--- Data records Enclosed Below ---

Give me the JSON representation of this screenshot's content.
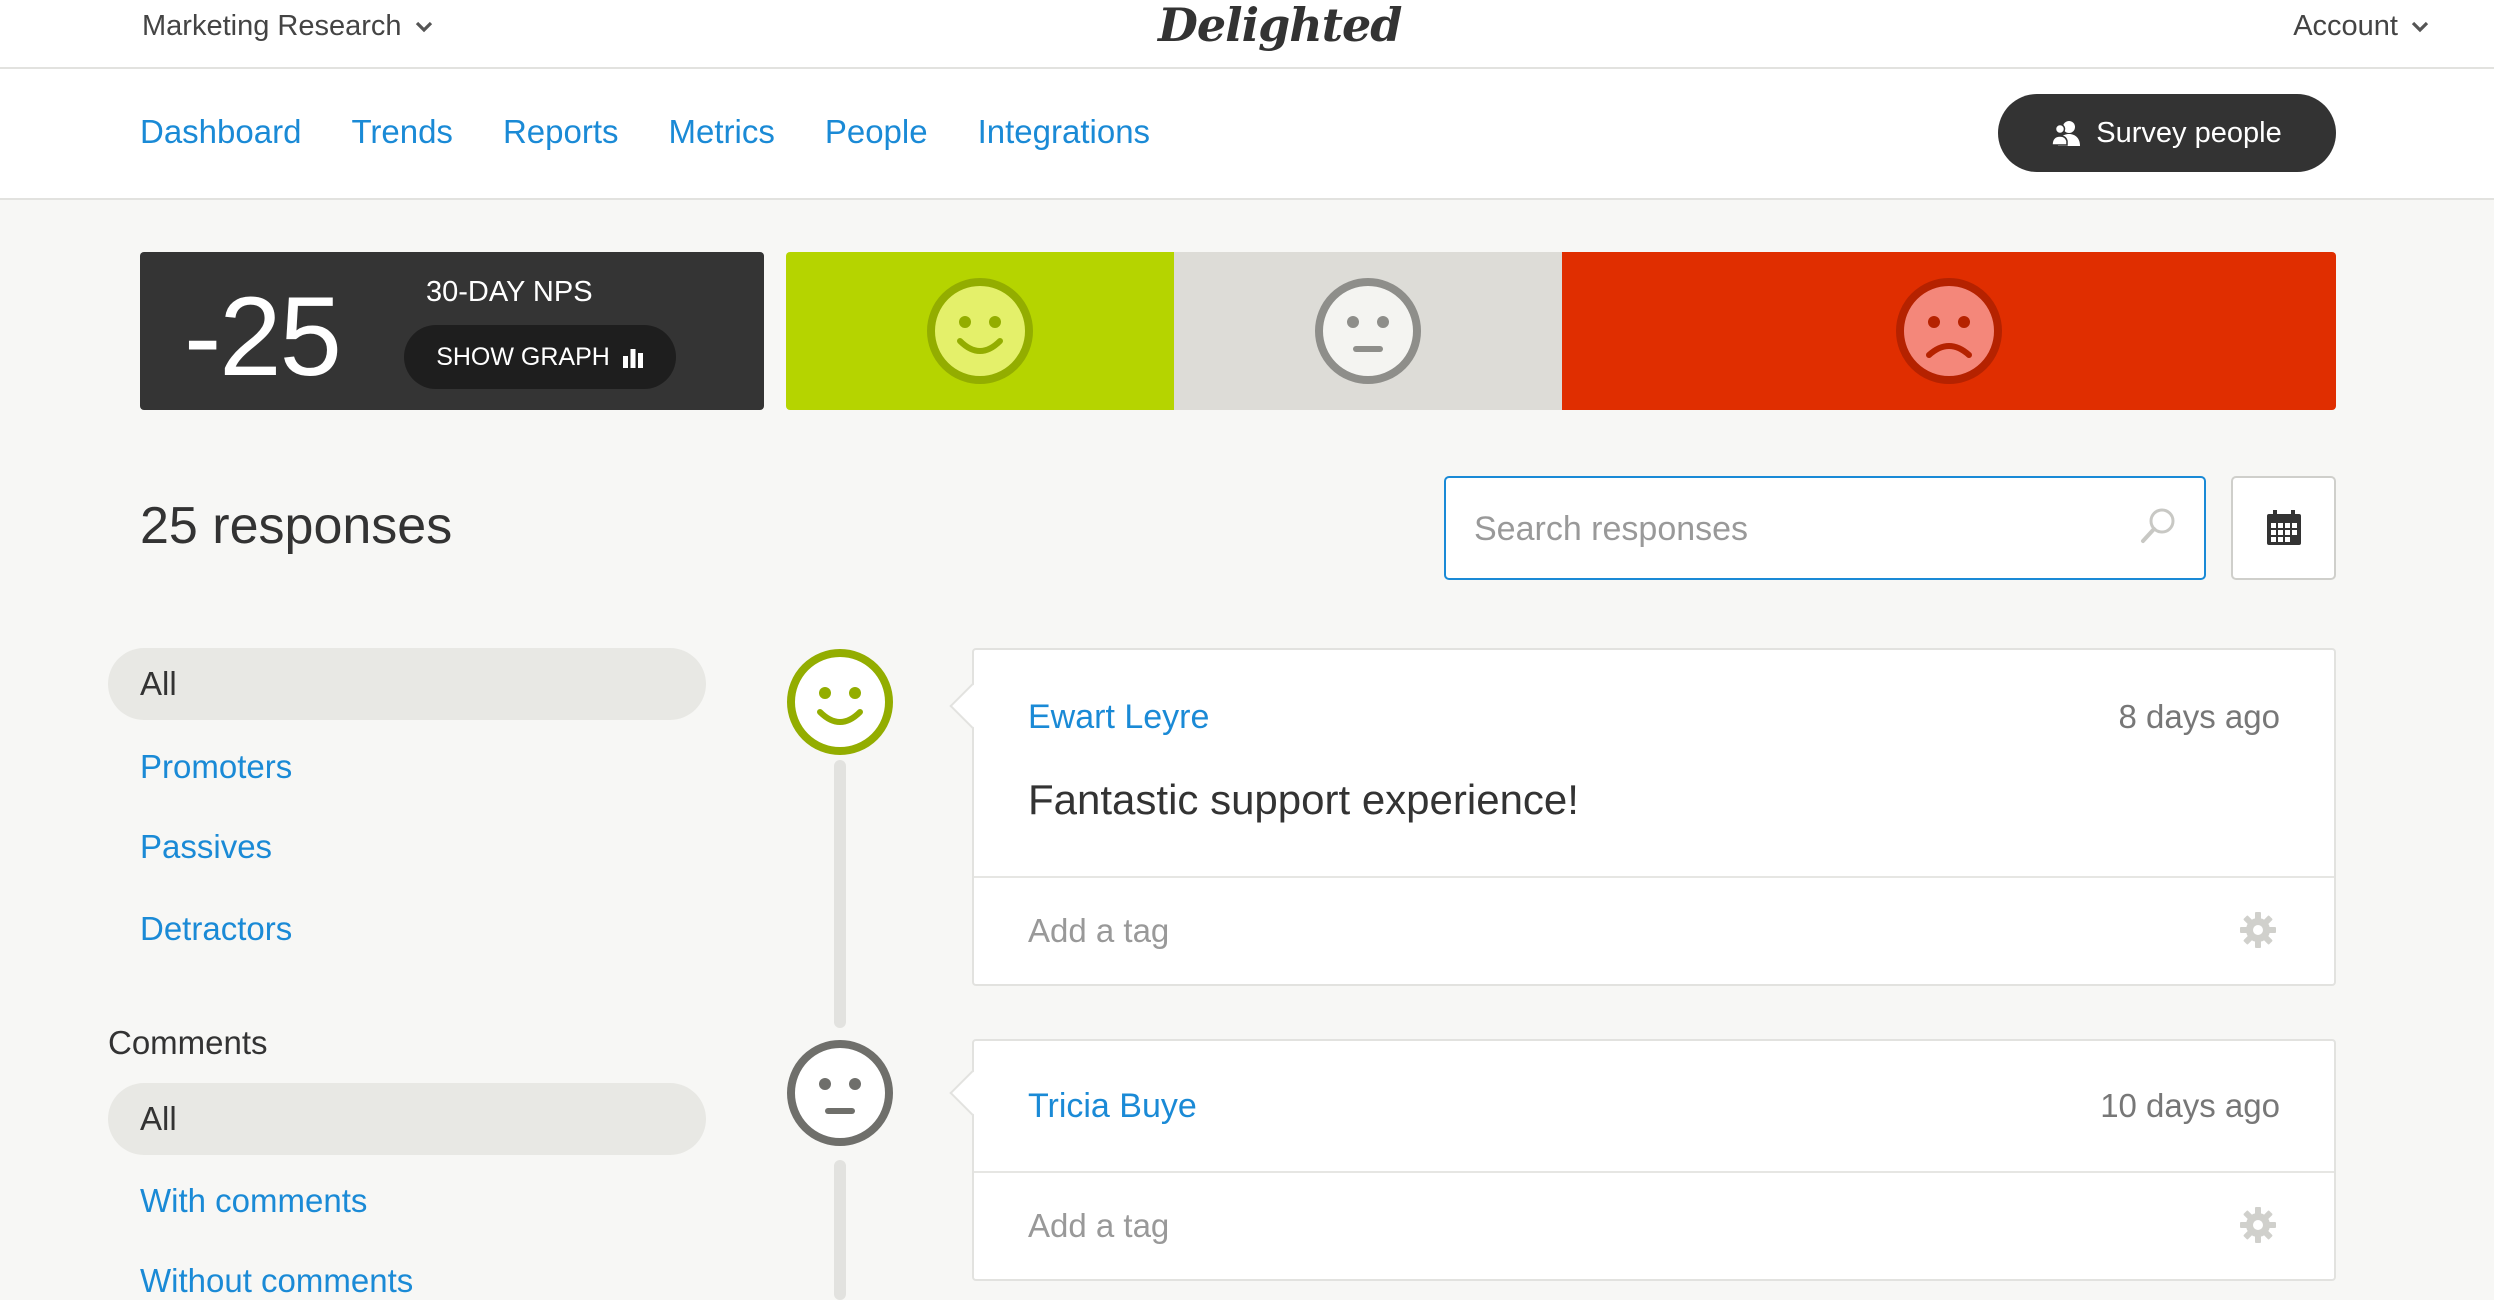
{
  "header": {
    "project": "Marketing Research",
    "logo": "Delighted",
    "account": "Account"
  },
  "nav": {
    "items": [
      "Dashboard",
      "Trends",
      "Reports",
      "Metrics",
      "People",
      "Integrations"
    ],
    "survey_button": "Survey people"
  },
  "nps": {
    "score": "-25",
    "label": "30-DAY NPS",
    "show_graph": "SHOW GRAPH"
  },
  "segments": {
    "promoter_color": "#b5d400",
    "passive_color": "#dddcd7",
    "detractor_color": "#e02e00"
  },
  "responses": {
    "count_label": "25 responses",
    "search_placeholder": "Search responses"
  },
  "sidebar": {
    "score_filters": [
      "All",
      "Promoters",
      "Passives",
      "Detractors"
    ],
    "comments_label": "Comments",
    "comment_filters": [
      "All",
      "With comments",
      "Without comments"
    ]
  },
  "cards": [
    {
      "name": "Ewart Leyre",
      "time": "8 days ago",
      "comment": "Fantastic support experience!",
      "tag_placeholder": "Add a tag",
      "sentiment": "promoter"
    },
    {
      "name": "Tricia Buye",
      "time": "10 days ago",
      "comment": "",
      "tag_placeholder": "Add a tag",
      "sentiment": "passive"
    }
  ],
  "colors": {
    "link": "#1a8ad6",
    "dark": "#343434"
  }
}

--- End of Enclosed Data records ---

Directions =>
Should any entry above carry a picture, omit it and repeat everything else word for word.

Output for this task =>
Give me the JSON representation of this screenshot's content.
{
  "header": {
    "project": "Marketing Research",
    "logo": "Delighted",
    "account": "Account"
  },
  "nav": {
    "items": [
      "Dashboard",
      "Trends",
      "Reports",
      "Metrics",
      "People",
      "Integrations"
    ],
    "survey_button": "Survey people"
  },
  "nps": {
    "score": "-25",
    "label": "30-DAY NPS",
    "show_graph": "SHOW GRAPH"
  },
  "segments": {
    "promoter_color": "#b5d400",
    "passive_color": "#dddcd7",
    "detractor_color": "#e02e00"
  },
  "responses": {
    "count_label": "25 responses",
    "search_placeholder": "Search responses"
  },
  "sidebar": {
    "score_filters": [
      "All",
      "Promoters",
      "Passives",
      "Detractors"
    ],
    "comments_label": "Comments",
    "comment_filters": [
      "All",
      "With comments",
      "Without comments"
    ]
  },
  "cards": [
    {
      "name": "Ewart Leyre",
      "time": "8 days ago",
      "comment": "Fantastic support experience!",
      "tag_placeholder": "Add a tag",
      "sentiment": "promoter"
    },
    {
      "name": "Tricia Buye",
      "time": "10 days ago",
      "comment": "",
      "tag_placeholder": "Add a tag",
      "sentiment": "passive"
    }
  ],
  "colors": {
    "link": "#1a8ad6",
    "dark": "#343434"
  }
}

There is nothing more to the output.